Food is every in Ecuador. If you have $5 in your pocket you can easily eat for a day. Street food is extremely popular here in Ecuador and is everywhere you can possibility think. It seems like there are vendors on every street corner, bus stop and traffic intersection. Vendors will even go on city buses and long distance buses to sell their items, and at 25 cents to $1 it is a reasonable price to tied you over for a few hours.
In Ecuador there are tons of open air markets that sell everything you could think of and everything you didn't think of. If you love eating fruits and vegetables than Ecuador is the place for you. Its amazing how much fruit and vegetables are being sold at local markets and on the streets. Candies and ice cream are also in high abundance because there is nothing more that Ecuadorians love than sugar (well, maybe salt – close tie). Meat is also sold, everything from pork, beef, chicken (of course the most popular), fish and every internal/external organ known to science. You can buy it cooked, raw or if you prefer… still living. It is an experience in it's own to walk down a meat market and see what is all being prepared for the day. And its an experience all by its self to smell it. In open air markets the smell isn't as strong, but if the market is in an enclosed area… be prepared when you get to the meat section (more so if it is a hot day).

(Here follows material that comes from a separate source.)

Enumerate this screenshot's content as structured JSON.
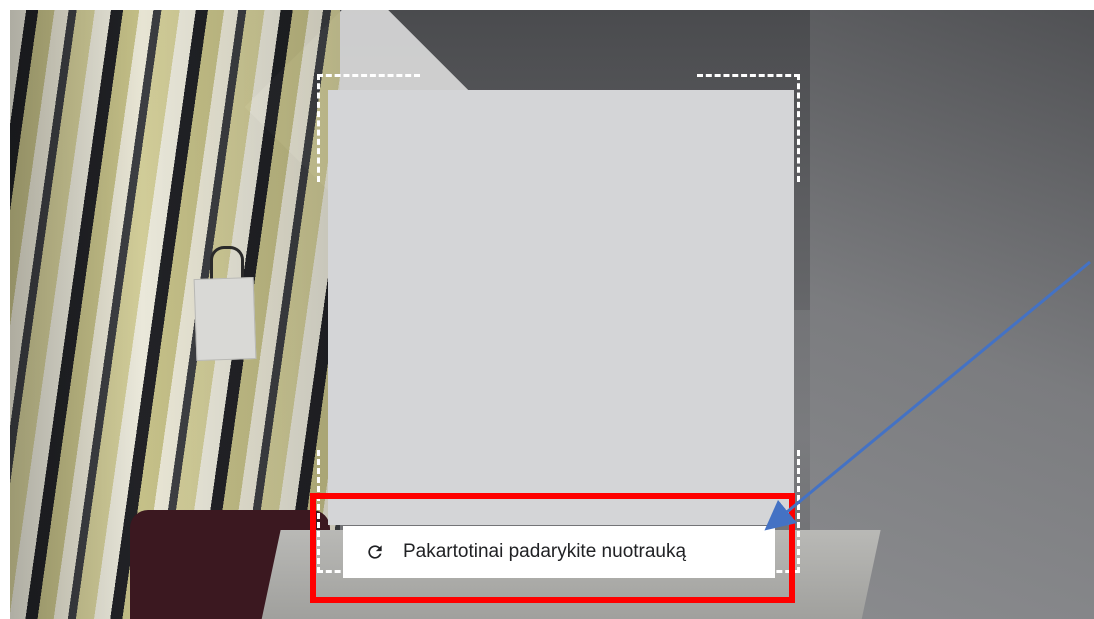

There are grocery stores of course in Ecuador. Mega Maxi is a huge grocery/department store (like a Wal-mart) located in Quito, Ecuador. Prices aren't even comparable with Mega Maxi and open market. Prices are much more in an established grocery store but safety in food quality is much better. Packaged and refrigerated unlike open markets. But I do believe that open markets have better variety in products such as fruits, vegetables and meats. Food and water safety is a concern here in Ecuador… in my next entry I will dedicate an entire blog to this subject and go in greater detail about this subject of safety concerns and personal experiences.
Portion of food. In nice restaurants the portion of food one receives is comparable to that in the United Stated. A real local restaurant or in open markets offer so much more food for your money. For example, in Riobamba, Ecuador a friend and I stopped in at a small local restaurant (usually a fix menu for breakfast and lunch) by a bus station to eat before our next bus arrived. For $2.50 each we got a drink, soup, chicken, rice, beans, and salad. This is also similar to open markets when eating there. Established restaurants are more money. Depending on the restaurant it will be around $6 to $9 and not as much food usually, but more variety. Safety as far as water purity and food handling is still questionable in all restaurants in Ecuador. Better to be safe than sorry.
In an Ecuadorian home chicken and rice is very common, simple meals. Coming from America I had to get use to smaller portions during meals, much smaller. Prepared meals consist of a lot of "loose foods" like porridges, soups and stews. The first few weeks I was consistently hungry after meals but I soon got use to portion size and the different foods. I have definitely weight but my body is now use to the portions and I feel full after these meals. Food quality can be controlled a little bit better when cooking at home because you can boil your water and know you are cleaning with clean water and meat is cooked through.
With so much food in Ecuador it is hard to not always have something to eat or snack on. Unless shopping in a grocery store, prices are very reasonable for food and meals. Though using caution is always a good practice to have.